[Page and application data records]
---+---

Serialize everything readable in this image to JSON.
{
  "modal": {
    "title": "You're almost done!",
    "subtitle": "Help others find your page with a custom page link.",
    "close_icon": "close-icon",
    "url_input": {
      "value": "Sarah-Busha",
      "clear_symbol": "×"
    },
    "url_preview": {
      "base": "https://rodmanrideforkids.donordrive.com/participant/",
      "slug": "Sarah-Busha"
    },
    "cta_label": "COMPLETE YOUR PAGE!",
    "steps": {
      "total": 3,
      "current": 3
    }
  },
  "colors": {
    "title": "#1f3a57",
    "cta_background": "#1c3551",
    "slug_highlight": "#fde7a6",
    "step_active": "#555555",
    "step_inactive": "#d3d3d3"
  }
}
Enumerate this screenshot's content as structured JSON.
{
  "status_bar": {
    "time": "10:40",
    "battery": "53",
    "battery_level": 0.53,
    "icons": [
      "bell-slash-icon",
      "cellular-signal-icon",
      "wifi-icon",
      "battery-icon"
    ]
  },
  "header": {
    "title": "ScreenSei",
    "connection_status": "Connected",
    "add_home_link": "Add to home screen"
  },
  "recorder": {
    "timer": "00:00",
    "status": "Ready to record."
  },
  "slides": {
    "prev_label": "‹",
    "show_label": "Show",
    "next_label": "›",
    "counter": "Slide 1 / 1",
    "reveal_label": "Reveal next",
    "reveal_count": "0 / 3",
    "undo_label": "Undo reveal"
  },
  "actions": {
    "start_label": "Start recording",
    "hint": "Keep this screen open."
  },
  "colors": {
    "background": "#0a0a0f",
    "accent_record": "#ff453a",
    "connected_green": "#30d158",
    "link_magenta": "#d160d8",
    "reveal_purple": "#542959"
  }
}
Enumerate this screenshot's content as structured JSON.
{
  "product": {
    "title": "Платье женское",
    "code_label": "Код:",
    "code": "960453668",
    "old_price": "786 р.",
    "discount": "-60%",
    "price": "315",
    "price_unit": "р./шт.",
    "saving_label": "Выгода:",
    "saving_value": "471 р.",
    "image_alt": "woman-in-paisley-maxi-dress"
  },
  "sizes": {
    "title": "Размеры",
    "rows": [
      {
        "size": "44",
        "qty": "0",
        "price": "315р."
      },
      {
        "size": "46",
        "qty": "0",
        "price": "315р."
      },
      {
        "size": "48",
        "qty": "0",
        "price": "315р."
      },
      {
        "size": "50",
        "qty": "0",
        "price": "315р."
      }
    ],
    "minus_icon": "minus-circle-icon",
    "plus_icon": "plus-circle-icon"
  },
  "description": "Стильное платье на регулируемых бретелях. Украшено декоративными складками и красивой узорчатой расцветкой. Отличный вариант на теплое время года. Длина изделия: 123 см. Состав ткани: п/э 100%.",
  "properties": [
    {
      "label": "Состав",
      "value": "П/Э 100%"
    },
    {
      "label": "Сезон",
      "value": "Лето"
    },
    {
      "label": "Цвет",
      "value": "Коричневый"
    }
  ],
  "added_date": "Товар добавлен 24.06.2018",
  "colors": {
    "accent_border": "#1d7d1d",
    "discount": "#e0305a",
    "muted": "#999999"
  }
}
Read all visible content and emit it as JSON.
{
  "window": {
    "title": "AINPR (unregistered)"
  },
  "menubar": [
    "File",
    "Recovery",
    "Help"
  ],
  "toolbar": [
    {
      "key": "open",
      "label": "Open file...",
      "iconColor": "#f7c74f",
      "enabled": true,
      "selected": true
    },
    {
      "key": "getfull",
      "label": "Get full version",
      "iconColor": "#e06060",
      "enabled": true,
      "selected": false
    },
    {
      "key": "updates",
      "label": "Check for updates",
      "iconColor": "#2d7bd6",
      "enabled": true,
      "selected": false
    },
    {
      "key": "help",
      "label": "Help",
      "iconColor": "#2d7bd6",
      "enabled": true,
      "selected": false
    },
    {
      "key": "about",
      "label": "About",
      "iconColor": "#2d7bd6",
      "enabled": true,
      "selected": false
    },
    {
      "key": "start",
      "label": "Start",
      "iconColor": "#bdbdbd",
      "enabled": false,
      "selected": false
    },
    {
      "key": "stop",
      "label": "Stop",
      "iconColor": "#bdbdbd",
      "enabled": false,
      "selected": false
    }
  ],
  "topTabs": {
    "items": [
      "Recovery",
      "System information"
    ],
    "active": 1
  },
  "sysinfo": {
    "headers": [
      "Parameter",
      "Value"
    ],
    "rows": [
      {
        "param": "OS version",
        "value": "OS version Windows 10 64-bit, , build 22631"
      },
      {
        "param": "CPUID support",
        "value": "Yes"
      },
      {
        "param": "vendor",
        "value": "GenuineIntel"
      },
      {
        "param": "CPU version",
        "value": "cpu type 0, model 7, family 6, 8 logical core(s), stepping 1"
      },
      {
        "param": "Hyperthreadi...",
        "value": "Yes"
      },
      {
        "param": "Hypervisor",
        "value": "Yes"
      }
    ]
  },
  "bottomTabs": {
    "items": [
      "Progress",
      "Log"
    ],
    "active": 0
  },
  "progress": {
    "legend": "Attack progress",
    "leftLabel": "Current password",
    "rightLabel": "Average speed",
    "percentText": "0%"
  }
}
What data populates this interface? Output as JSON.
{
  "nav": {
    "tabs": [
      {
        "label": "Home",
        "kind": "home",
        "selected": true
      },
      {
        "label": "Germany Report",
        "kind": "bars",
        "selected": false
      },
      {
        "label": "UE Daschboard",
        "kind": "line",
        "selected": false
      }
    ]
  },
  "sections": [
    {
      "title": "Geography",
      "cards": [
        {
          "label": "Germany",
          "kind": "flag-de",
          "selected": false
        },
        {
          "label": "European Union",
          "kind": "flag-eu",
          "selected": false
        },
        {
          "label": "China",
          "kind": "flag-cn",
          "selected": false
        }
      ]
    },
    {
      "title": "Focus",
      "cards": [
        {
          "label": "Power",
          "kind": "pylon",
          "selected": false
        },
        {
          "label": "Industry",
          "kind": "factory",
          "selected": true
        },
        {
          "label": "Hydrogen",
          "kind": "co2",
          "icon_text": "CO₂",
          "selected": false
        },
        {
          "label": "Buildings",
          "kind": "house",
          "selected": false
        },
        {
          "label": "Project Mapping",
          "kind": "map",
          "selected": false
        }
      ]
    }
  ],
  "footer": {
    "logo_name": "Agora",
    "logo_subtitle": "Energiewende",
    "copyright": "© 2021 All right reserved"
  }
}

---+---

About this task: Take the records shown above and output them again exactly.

Task answer:
Serialize everything readable in this image to JSON.
{
  "modal": {
    "title": "You're almost done!",
    "subtitle": "Help others find your page with a custom page link.",
    "close_icon": "close-icon",
    "url_input": {
      "value": "Sarah-Busha",
      "clear_symbol": "×"
    },
    "url_preview": {
      "base": "https://rodmanrideforkids.donordrive.com/participant/",
      "slug": "Sarah-Busha"
    },
    "cta_label": "COMPLETE YOUR PAGE!",
    "steps": {
      "total": 3,
      "current": 3
    }
  },
  "colors": {
    "title": "#1f3a57",
    "cta_background": "#1c3551",
    "slug_highlight": "#fde7a6",
    "step_active": "#555555",
    "step_inactive": "#d3d3d3"
  }
}
Enumerate this screenshot's content as structured JSON.
{
  "status_bar": {
    "time": "10:40",
    "battery": "53",
    "battery_level": 0.53,
    "icons": [
      "bell-slash-icon",
      "cellular-signal-icon",
      "wifi-icon",
      "battery-icon"
    ]
  },
  "header": {
    "title": "ScreenSei",
    "connection_status": "Connected",
    "add_home_link": "Add to home screen"
  },
  "recorder": {
    "timer": "00:00",
    "status": "Ready to record."
  },
  "slides": {
    "prev_label": "‹",
    "show_label": "Show",
    "next_label": "›",
    "counter": "Slide 1 / 1",
    "reveal_label": "Reveal next",
    "reveal_count": "0 / 3",
    "undo_label": "Undo reveal"
  },
  "actions": {
    "start_label": "Start recording",
    "hint": "Keep this screen open."
  },
  "colors": {
    "background": "#0a0a0f",
    "accent_record": "#ff453a",
    "connected_green": "#30d158",
    "link_magenta": "#d160d8",
    "reveal_purple": "#542959"
  }
}
Enumerate this screenshot's content as structured JSON.
{
  "product": {
    "title": "Платье женское",
    "code_label": "Код:",
    "code": "960453668",
    "old_price": "786 р.",
    "discount": "-60%",
    "price": "315",
    "price_unit": "р./шт.",
    "saving_label": "Выгода:",
    "saving_value": "471 р.",
    "image_alt": "woman-in-paisley-maxi-dress"
  },
  "sizes": {
    "title": "Размеры",
    "rows": [
      {
        "size": "44",
        "qty": "0",
        "price": "315р."
      },
      {
        "size": "46",
        "qty": "0",
        "price": "315р."
      },
      {
        "size": "48",
        "qty": "0",
        "price": "315р."
      },
      {
        "size": "50",
        "qty": "0",
        "price": "315р."
      }
    ],
    "minus_icon": "minus-circle-icon",
    "plus_icon": "plus-circle-icon"
  },
  "description": "Стильное платье на регулируемых бретелях. Украшено декоративными складками и красивой узорчатой расцветкой. Отличный вариант на теплое время года. Длина изделия: 123 см. Состав ткани: п/э 100%.",
  "properties": [
    {
      "label": "Состав",
      "value": "П/Э 100%"
    },
    {
      "label": "Сезон",
      "value": "Лето"
    },
    {
      "label": "Цвет",
      "value": "Коричневый"
    }
  ],
  "added_date": "Товар добавлен 24.06.2018",
  "colors": {
    "accent_border": "#1d7d1d",
    "discount": "#e0305a",
    "muted": "#999999"
  }
}
Read all visible content and emit it as JSON.
{
  "window": {
    "title": "AINPR (unregistered)"
  },
  "menubar": [
    "File",
    "Recovery",
    "Help"
  ],
  "toolbar": [
    {
      "key": "open",
      "label": "Open file...",
      "iconColor": "#f7c74f",
      "enabled": true,
      "selected": true
    },
    {
      "key": "getfull",
      "label": "Get full version",
      "iconColor": "#e06060",
      "enabled": true,
      "selected": false
    },
    {
      "key": "updates",
      "label": "Check for updates",
      "iconColor": "#2d7bd6",
      "enabled": true,
      "selected": false
    },
    {
      "key": "help",
      "label": "Help",
      "iconColor": "#2d7bd6",
      "enabled": true,
      "selected": false
    },
    {
      "key": "about",
      "label": "About",
      "iconColor": "#2d7bd6",
      "enabled": true,
      "selected": false
    },
    {
      "key": "start",
      "label": "Start",
      "iconColor": "#bdbdbd",
      "enabled": false,
      "selected": false
    },
    {
      "key": "stop",
      "label": "Stop",
      "iconColor": "#bdbdbd",
      "enabled": false,
      "selected": false
    }
  ],
  "topTabs": {
    "items": [
      "Recovery",
      "System information"
    ],
    "active": 1
  },
  "sysinfo": {
    "headers": [
      "Parameter",
      "Value"
    ],
    "rows": [
      {
        "param": "OS version",
        "value": "OS version Windows 10 64-bit, , build 22631"
      },
      {
        "param": "CPUID support",
        "value": "Yes"
      },
      {
        "param": "vendor",
        "value": "GenuineIntel"
      },
      {
        "param": "CPU version",
        "value": "cpu type 0, model 7, family 6, 8 logical core(s), stepping 1"
      },
      {
        "param": "Hyperthreadi...",
        "value": "Yes"
      },
      {
        "param": "Hypervisor",
        "value": "Yes"
      }
    ]
  },
  "bottomTabs": {
    "items": [
      "Progress",
      "Log"
    ],
    "active": 0
  },
  "progress": {
    "legend": "Attack progress",
    "leftLabel": "Current password",
    "rightLabel": "Average speed",
    "percentText": "0%"
  }
}
What data populates this interface? Output as JSON.
{
  "nav": {
    "tabs": [
      {
        "label": "Home",
        "kind": "home",
        "selected": true
      },
      {
        "label": "Germany Report",
        "kind": "bars",
        "selected": false
      },
      {
        "label": "UE Daschboard",
        "kind": "line",
        "selected": false
      }
    ]
  },
  "sections": [
    {
      "title": "Geography",
      "cards": [
        {
          "label": "Germany",
          "kind": "flag-de",
          "selected": false
        },
        {
          "label": "European Union",
          "kind": "flag-eu",
          "selected": false
        },
        {
          "label": "China",
          "kind": "flag-cn",
          "selected": false
        }
      ]
    },
    {
      "title": "Focus",
      "cards": [
        {
          "label": "Power",
          "kind": "pylon",
          "selected": false
        },
        {
          "label": "Industry",
          "kind": "factory",
          "selected": true
        },
        {
          "label": "Hydrogen",
          "kind": "co2",
          "icon_text": "CO₂",
          "selected": false
        },
        {
          "label": "Buildings",
          "kind": "house",
          "selected": false
        },
        {
          "label": "Project Mapping",
          "kind": "map",
          "selected": false
        }
      ]
    }
  ],
  "footer": {
    "logo_name": "Agora",
    "logo_subtitle": "Energiewende",
    "copyright": "© 2021 All right reserved"
  }
}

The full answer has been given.